During that nomination process, it came to the Board's attention that petition signatures submitted on behalf of Mayor Anthony Williams might not be legitimate. The Board held a hearing, and it was determined that, in fact, many of the signatures were not valid. The Board felt compelled to send a clear message that conduct of this sort would not be tolerated in elections in the District of Columbia. It denied Mayor Williams the right to appear on the Democratic primary ballot. The Board's decision was not an easy one to make. I would like to add that there was never any suggestion that the Mayor himself was implicated in this conduct. Ultimately, Mayor Williams was reelected as a write-in candidate.

Editor: Are you involved in any other civic and community activities?

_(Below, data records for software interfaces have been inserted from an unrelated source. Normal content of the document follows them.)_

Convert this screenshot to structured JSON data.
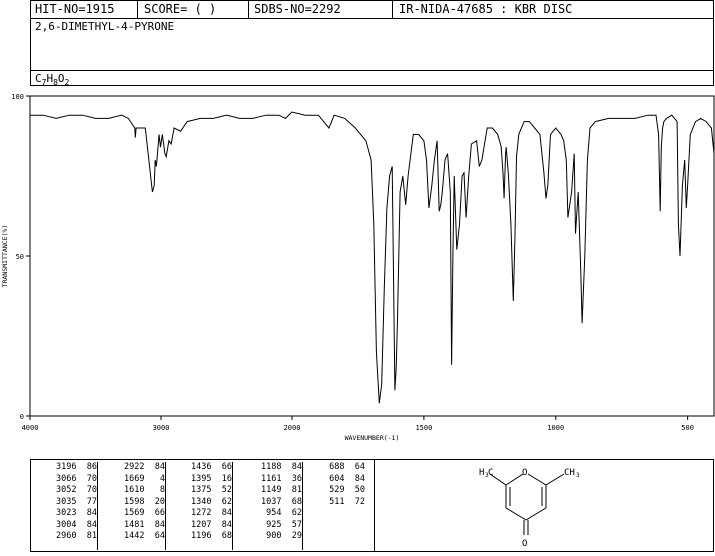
{
  "header": {
    "hit_no": "HIT-NO=1915",
    "score": "SCORE=  (   )",
    "sdbs_no": "SDBS-NO=2292",
    "ir_id": "IR-NIDA-47685 : KBR DISC",
    "compound_name": "2,6-DIMETHYL-4-PYRONE",
    "formula": {
      "c": "C",
      "c_n": "7",
      "h": "H",
      "h_n": "8",
      "o": "O",
      "o_n": "2"
    }
  },
  "chart_data": {
    "type": "line",
    "title": "",
    "xlabel": "WAVENUMBER(-1)",
    "ylabel": "TRANSMITTANCE(%)",
    "xlim": [
      4000,
      400
    ],
    "ylim": [
      0,
      100
    ],
    "x_ticks": [
      "4000",
      "3000",
      "2000",
      "1500",
      "1000",
      "500"
    ],
    "y_ticks": [
      "0",
      "50",
      "100"
    ],
    "grid": false,
    "series": [
      {
        "x": [
          4000,
          3900,
          3800,
          3700,
          3600,
          3500,
          3400,
          3300,
          3250,
          3200,
          3196,
          3190,
          3120,
          3066,
          3052,
          3044,
          3035,
          3023,
          3015,
          3004,
          2990,
          2970,
          2960,
          2940,
          2922,
          2900,
          2850,
          2800,
          2700,
          2600,
          2500,
          2400,
          2300,
          2200,
          2100,
          2050,
          2000,
          1950,
          1900,
          1860,
          1840,
          1800,
          1760,
          1720,
          1700,
          1690,
          1680,
          1669,
          1660,
          1650,
          1640,
          1630,
          1620,
          1610,
          1605,
          1600,
          1590,
          1580,
          1569,
          1560,
          1540,
          1520,
          1500,
          1490,
          1481,
          1470,
          1460,
          1450,
          1442,
          1436,
          1430,
          1420,
          1410,
          1400,
          1395,
          1390,
          1385,
          1375,
          1365,
          1355,
          1348,
          1340,
          1330,
          1320,
          1300,
          1290,
          1280,
          1272,
          1260,
          1240,
          1220,
          1210,
          1207,
          1200,
          1196,
          1190,
          1188,
          1180,
          1170,
          1161,
          1155,
          1149,
          1140,
          1120,
          1100,
          1080,
          1060,
          1045,
          1037,
          1030,
          1020,
          1000,
          980,
          970,
          960,
          954,
          940,
          930,
          925,
          915,
          905,
          900,
          890,
          880,
          870,
          850,
          800,
          750,
          700,
          650,
          620,
          610,
          604,
          600,
          595,
          590,
          580,
          560,
          540,
          535,
          529,
          520,
          511,
          505,
          500,
          490,
          470,
          450,
          430,
          410,
          400
        ],
        "y": [
          94,
          94,
          93,
          94,
          94,
          93,
          93,
          94,
          93,
          90,
          87,
          90,
          90,
          70,
          72,
          80,
          78,
          84,
          88,
          84,
          88,
          82,
          81,
          86,
          85,
          90,
          89,
          92,
          93,
          93,
          94,
          93,
          93,
          94,
          94,
          93,
          95,
          94,
          94,
          90,
          94,
          93,
          90,
          86,
          80,
          60,
          20,
          4,
          10,
          40,
          65,
          75,
          78,
          8,
          15,
          30,
          70,
          75,
          66,
          75,
          88,
          88,
          86,
          80,
          65,
          72,
          80,
          86,
          64,
          66,
          70,
          80,
          82,
          70,
          16,
          50,
          75,
          52,
          60,
          75,
          76,
          62,
          75,
          85,
          86,
          78,
          80,
          84,
          90,
          90,
          88,
          85,
          84,
          76,
          68,
          82,
          84,
          76,
          60,
          36,
          55,
          81,
          88,
          92,
          92,
          90,
          88,
          76,
          68,
          72,
          88,
          90,
          88,
          86,
          80,
          62,
          70,
          82,
          57,
          70,
          45,
          29,
          50,
          80,
          90,
          92,
          93,
          93,
          93,
          94,
          94,
          88,
          64,
          84,
          90,
          92,
          93,
          94,
          92,
          60,
          50,
          72,
          80,
          65,
          72,
          88,
          92,
          93,
          92,
          90,
          82
        ]
      }
    ]
  }
}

Wilson:
Yes. Another cause that has taken a great deal of my time, and of which I am very proud, is Healthy Babies, Inc. For many years, the District of Columbia has had one of the highest infant mortality rates in the country. This organization addresses issues of substance abuse during pregnancy in a very direct way. Its mission is to provide counseling and access to pre-natal care to women for whom such services were not available in the past. We know that the health of the mother during pregnancy is the most important indicator of the baby's health, and that, as a general proposition, a baby who weighs more than four pounds at birth is going to have fewer health problems than one who weighs less than four pounds. During my tenure as Chairman of the organization's governing board - some eleven years - we were involved in more than 2,500 live births. These were children who, but for that counseling and support, might well have been "crack" babies at birth or afflicted with very serious medical conditions. Being a part of this crucial intervention is something that has given me great satisfaction.

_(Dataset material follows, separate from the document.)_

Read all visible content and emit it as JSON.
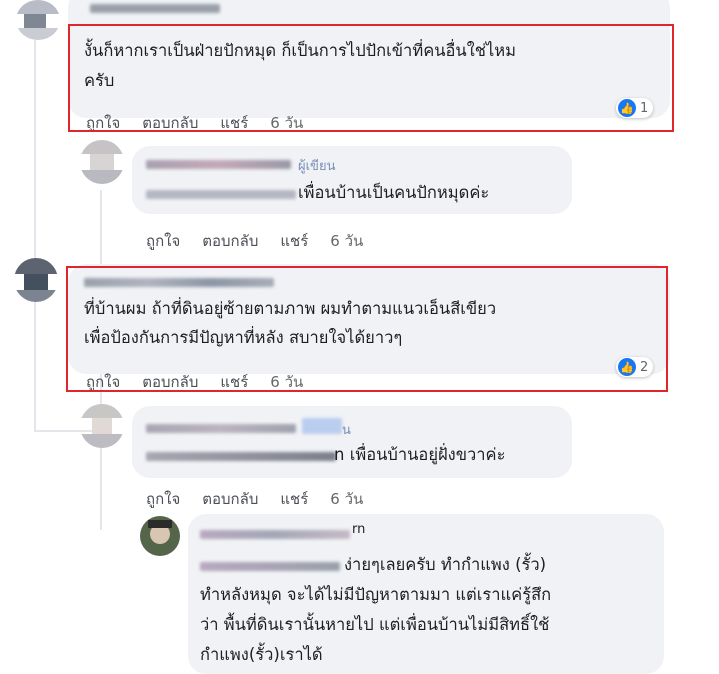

A third civic project in which I am involved is the Washington Lawyers' Committee for Civil Rights and Urban Affairs. I am from Mississippi originally, and the defense of the civil rights of everyone is something very close to my heart. I serve as Co-Chair of the Committee. The Lawyers' Committee has a long history of advancing the civil rights agenda in this country and in Washington, DC, in particular. Among the clients it has served are the black Secret Service agents who were denied service at a restaurant and the black women to whom a major rental car agency refused to rent cars to in South Carolina. The Lawyers' Committee also has worked to insure that the public schools of the District of Columbia are physically maintained and that rights of the disabled are protected.

Editor: Please tell us what it is that has drawn you to these activities.

Wilson:
I am very fortunate to have a fine practice at what is generally regarded as the premier environmental litigation law firm in the country. I live in one of the most dynamic cities in the world. I have always felt blessed by these circumstances and, as a consequence, feel compelled to give something back.

Editor: How do you manage to do all these things and stay on top of your professional obligations?

Wilson:
I enjoy tremendous support and encouragement from my family as well as at the firm. Specifically, I have the good fortune of working with excellent attorneys and staff who are committed to working together to achieve the goals of our clients. The firm recognizes that when we are engaged in civic activities, we are not only providing a public service and assisting the community, we are raising the firm's profile and enhancing its reputation as a contributing member of that community. The culture of Beveridge & Diamond is one that acknowledges an obligation to make that contribution. I am only one of many attorneys in the firm who make an ongoing commitment to the Washington community.

Editor: What about the future? I assume that service is a given, but what do you see yourself doing over the next few years?

Wilson:
I hope to continue to build my personal practice and to assist in the growth and development of the firm. I also wish to continue introducing younger lawyers to the civic and pro bono activities that have been such an important part of my career. There is always a need for willing hands in this area, and the personal rewards that come from making a difference in someone's life are infinitely greater than the effort itself.